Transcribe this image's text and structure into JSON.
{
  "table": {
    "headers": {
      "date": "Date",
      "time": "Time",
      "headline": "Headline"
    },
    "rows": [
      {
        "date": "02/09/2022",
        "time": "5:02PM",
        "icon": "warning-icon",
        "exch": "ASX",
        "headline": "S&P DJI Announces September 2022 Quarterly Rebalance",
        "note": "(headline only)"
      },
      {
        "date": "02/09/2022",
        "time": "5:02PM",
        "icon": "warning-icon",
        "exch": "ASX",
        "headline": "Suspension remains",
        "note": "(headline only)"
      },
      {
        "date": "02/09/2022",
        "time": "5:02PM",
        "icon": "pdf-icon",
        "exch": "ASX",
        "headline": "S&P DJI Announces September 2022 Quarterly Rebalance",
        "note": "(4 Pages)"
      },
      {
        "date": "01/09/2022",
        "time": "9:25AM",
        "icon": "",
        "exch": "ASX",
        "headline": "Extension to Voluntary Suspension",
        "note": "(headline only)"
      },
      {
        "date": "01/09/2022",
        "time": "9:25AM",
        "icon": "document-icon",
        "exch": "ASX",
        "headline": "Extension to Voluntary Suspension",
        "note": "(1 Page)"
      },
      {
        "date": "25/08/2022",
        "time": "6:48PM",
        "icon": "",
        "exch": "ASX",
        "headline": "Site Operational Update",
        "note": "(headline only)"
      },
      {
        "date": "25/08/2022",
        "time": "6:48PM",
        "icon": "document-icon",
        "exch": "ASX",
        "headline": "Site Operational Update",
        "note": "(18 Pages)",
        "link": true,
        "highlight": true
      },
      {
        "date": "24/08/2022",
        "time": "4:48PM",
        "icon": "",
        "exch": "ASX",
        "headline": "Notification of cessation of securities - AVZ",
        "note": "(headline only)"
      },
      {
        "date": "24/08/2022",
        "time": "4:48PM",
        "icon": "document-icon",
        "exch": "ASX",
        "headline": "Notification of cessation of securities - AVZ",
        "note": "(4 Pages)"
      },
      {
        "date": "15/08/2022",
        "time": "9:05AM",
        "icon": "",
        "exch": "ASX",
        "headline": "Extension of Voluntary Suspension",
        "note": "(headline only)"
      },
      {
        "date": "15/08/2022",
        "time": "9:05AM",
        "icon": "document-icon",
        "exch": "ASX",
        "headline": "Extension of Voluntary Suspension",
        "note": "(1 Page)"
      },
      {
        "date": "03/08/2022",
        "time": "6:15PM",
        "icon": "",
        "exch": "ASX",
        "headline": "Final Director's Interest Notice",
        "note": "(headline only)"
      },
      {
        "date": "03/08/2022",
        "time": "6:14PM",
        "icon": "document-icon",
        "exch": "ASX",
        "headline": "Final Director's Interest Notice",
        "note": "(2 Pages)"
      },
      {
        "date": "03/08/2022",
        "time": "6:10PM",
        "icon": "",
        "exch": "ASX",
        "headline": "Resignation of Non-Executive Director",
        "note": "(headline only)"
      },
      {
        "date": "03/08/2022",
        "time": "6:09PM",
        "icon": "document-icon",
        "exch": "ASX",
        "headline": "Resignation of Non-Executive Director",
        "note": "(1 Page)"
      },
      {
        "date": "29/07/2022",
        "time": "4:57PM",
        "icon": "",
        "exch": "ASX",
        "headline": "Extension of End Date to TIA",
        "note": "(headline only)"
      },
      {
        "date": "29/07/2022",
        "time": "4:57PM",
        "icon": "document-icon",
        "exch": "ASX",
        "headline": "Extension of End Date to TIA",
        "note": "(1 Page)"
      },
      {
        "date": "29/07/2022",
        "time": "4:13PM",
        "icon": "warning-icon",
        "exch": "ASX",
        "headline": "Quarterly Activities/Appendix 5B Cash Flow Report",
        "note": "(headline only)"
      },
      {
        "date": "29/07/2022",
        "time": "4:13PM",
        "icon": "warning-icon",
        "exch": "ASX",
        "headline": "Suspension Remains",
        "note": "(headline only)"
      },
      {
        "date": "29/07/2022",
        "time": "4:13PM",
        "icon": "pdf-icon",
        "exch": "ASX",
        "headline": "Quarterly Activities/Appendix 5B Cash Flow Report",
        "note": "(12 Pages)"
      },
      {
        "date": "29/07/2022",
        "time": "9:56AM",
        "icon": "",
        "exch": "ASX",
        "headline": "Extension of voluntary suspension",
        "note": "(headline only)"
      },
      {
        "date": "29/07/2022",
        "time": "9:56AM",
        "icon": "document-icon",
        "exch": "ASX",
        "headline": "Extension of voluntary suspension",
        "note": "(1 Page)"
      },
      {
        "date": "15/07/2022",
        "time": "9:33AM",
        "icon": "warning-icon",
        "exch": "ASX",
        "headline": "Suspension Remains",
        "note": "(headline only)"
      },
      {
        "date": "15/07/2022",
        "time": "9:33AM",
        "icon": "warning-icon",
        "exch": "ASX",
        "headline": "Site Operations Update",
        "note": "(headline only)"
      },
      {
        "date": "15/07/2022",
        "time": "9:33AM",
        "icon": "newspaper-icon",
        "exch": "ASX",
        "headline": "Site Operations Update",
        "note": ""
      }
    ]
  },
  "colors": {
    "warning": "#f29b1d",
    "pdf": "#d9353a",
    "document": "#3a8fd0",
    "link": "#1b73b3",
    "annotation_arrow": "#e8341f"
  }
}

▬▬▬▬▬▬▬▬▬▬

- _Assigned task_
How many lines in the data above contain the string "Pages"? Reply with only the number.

- _Solution to the exercise_
5